- Prioritizing Infrastructure Repairs: The executive budget increases the city’s road resurfacing investment by $49 million, to a total of $226 million FY 2015 to resurface 1,000 lane miles, while prioritizing investment in bridges by allocating an additional $346 million for maintenance.
- Better Facilities for the NYPD: The budget adds $110 million over the next three years to rehabilitate two NYPD precincts and construct a new 40th Precinct in the South Bronx.
A MORE HONEST BUDGET
Working with the City Council on Shared Priorities
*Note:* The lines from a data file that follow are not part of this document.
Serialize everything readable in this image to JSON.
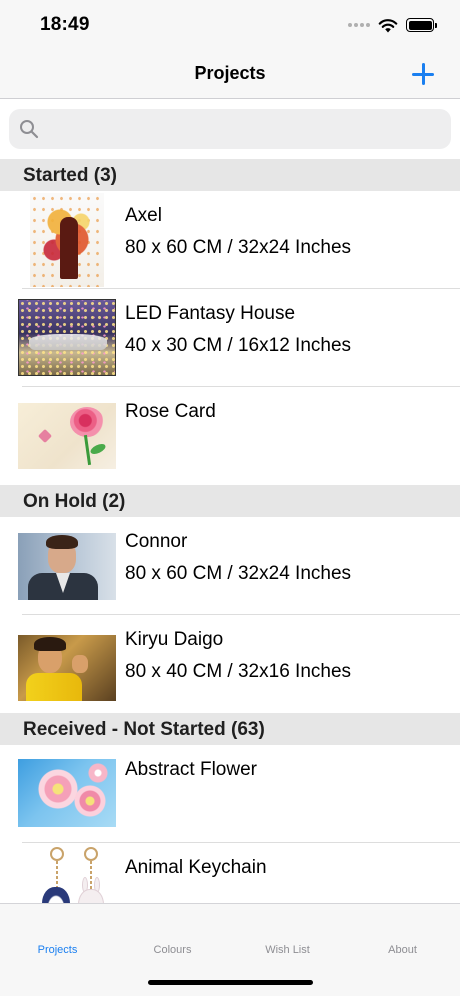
{
  "status_bar": {
    "time": "18:49"
  },
  "nav": {
    "title": "Projects"
  },
  "search": {
    "placeholder": "",
    "value": ""
  },
  "sections": [
    {
      "title": "Started (3)",
      "items": [
        {
          "name": "Axel",
          "size": "80 x 60 CM / 32x24 Inches"
        },
        {
          "name": "LED Fantasy House",
          "size": "40 x 30 CM / 16x12 Inches"
        },
        {
          "name": "Rose Card",
          "size": ""
        }
      ]
    },
    {
      "title": "On Hold (2)",
      "items": [
        {
          "name": "Connor",
          "size": "80 x 60 CM / 32x24 Inches"
        },
        {
          "name": "Kiryu Daigo",
          "size": "80 x 40 CM / 32x16 Inches"
        }
      ]
    },
    {
      "title": "Received - Not Started (63)",
      "items": [
        {
          "name": "Abstract Flower",
          "size": ""
        },
        {
          "name": "Animal Keychain",
          "size": ""
        }
      ]
    }
  ],
  "tabs": [
    {
      "label": "Projects",
      "active": true
    },
    {
      "label": "Colours",
      "active": false
    },
    {
      "label": "Wish List",
      "active": false
    },
    {
      "label": "About",
      "active": false
    }
  ],
  "colors": {
    "accent": "#1a7ff0",
    "section_bg": "#e6e6e6",
    "bar_bg": "#f7f7f7",
    "inactive_tab": "#8e8e93"
  },
  "icons": {
    "add": "plus-icon",
    "search": "magnifying-glass-icon",
    "wifi": "wifi-icon",
    "battery": "battery-icon",
    "signal": "cellular-signal-icon"
  }
}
The de Blasio administration is committed to enacting an honest budget by ending the “budget dance” that has obstructed fiscal progress and responsibility in past years. Working with the Council, the administration continues funding allocated in the November Plan to ensure continuity of community and other services. It also includes:
- Restoration of 20 fire companies in the preliminary budget
- $6 million for anti-gun violence initiatives
- $8.5 million for Summer Youth Employment Program
- $1 million for HPD’s Alternative Enforcement Program
- $2.6 million to expand senior case management
Executive Capital Plan
The city continues its efforts to right-size the capital plan as a step toward a more honest and realistic timeframe for accomplishing its goals, ahead of the Ten Year Capital Plan, to be released in January 2015. Even with key capital investments, including the Mayor’s new affordable housing plan, debt service will remain under 15 percent of tax revenues.